• RECORD EXTRACTS:

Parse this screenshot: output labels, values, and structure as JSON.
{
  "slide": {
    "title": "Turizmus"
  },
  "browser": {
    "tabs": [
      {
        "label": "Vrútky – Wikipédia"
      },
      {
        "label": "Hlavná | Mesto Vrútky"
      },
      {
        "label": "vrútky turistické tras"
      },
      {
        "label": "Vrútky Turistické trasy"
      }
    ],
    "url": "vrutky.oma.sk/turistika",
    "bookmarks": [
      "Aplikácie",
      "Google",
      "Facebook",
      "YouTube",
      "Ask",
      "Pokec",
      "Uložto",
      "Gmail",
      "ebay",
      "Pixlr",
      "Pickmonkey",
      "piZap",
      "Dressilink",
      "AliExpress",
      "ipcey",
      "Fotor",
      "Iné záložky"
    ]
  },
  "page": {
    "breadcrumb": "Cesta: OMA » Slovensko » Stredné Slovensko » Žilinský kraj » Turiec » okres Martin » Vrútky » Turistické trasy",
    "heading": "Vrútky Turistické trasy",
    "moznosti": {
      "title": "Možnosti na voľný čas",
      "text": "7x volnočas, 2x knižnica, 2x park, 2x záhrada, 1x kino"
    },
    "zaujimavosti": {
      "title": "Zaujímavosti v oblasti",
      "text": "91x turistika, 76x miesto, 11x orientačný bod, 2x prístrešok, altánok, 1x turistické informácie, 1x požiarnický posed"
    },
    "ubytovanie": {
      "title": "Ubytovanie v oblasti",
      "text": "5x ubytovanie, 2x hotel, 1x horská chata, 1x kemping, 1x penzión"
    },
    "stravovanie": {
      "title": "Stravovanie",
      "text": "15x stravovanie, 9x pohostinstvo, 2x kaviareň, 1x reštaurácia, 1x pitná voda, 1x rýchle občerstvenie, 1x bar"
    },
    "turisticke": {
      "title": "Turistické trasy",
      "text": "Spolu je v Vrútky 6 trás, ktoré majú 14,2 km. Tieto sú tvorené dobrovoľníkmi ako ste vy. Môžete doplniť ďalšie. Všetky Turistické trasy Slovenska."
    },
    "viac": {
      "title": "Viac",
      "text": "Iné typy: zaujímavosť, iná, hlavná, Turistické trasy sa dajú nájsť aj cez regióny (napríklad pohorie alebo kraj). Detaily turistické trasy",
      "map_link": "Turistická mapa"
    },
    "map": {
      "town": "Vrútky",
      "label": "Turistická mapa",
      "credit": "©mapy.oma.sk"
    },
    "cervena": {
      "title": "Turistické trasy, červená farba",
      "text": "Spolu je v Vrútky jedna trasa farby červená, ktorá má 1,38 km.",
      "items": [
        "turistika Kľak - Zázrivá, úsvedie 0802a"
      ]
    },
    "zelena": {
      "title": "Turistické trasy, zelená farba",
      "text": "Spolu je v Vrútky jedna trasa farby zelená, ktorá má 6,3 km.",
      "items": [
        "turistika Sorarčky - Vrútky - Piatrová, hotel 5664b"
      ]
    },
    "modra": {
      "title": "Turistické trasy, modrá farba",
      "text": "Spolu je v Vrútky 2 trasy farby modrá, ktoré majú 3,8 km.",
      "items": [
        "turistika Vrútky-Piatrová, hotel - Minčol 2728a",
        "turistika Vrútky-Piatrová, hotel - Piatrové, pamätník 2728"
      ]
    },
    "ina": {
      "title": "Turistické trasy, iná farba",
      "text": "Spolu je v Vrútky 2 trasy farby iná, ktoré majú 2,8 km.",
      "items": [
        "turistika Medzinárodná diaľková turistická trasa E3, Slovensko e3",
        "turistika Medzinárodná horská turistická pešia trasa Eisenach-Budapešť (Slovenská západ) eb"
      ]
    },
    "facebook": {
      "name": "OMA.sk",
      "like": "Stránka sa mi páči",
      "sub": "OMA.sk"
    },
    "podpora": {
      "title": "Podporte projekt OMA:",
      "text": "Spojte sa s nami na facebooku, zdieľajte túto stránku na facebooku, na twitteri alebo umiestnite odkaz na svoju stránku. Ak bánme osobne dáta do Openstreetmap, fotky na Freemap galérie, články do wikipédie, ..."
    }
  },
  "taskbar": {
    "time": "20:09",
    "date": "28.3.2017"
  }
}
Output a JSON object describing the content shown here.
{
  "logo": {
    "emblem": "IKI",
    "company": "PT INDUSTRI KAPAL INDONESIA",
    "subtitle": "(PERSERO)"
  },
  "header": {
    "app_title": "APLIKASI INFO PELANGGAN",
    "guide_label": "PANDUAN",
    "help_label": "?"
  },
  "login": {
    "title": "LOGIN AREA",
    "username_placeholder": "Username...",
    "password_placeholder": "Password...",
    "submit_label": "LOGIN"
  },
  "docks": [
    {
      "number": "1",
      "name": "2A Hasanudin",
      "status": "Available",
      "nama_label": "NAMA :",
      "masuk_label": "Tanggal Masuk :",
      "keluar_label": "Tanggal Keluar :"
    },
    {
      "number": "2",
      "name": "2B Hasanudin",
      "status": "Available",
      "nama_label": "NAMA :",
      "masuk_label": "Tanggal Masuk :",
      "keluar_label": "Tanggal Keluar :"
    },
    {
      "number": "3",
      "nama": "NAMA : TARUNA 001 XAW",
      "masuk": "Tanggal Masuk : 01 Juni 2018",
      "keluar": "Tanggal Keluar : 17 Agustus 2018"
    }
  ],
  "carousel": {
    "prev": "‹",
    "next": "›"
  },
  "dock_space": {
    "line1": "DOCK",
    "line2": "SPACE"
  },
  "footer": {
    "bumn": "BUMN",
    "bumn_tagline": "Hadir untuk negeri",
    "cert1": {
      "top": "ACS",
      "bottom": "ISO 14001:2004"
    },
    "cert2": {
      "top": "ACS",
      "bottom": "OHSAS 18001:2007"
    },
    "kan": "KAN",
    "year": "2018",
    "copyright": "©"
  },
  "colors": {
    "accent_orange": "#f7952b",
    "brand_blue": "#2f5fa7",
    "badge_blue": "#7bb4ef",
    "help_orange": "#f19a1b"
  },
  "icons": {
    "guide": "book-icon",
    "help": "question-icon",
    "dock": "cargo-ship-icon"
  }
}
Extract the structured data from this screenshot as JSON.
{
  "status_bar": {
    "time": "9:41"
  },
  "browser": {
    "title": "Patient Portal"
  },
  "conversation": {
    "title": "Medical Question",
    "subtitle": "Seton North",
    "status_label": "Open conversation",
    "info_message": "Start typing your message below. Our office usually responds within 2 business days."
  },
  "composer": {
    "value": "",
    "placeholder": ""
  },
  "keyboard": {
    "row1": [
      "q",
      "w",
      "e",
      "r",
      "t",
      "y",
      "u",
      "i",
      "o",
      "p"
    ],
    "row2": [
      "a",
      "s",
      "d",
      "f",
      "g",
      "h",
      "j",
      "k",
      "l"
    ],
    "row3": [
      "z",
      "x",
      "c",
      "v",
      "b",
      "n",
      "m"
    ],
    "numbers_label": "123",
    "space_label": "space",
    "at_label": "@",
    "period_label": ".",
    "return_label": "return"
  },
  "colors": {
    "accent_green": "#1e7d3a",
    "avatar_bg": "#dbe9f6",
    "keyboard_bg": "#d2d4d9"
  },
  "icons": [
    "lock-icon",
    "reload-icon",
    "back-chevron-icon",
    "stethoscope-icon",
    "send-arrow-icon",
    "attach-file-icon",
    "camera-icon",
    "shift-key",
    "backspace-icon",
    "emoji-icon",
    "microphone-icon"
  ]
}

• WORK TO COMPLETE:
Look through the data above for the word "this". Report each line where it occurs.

• YOUR SOLUTION:
Parse this screenshot: output labels, values, and structure as JSON.
Extract the structured data from this screenshot as JSON.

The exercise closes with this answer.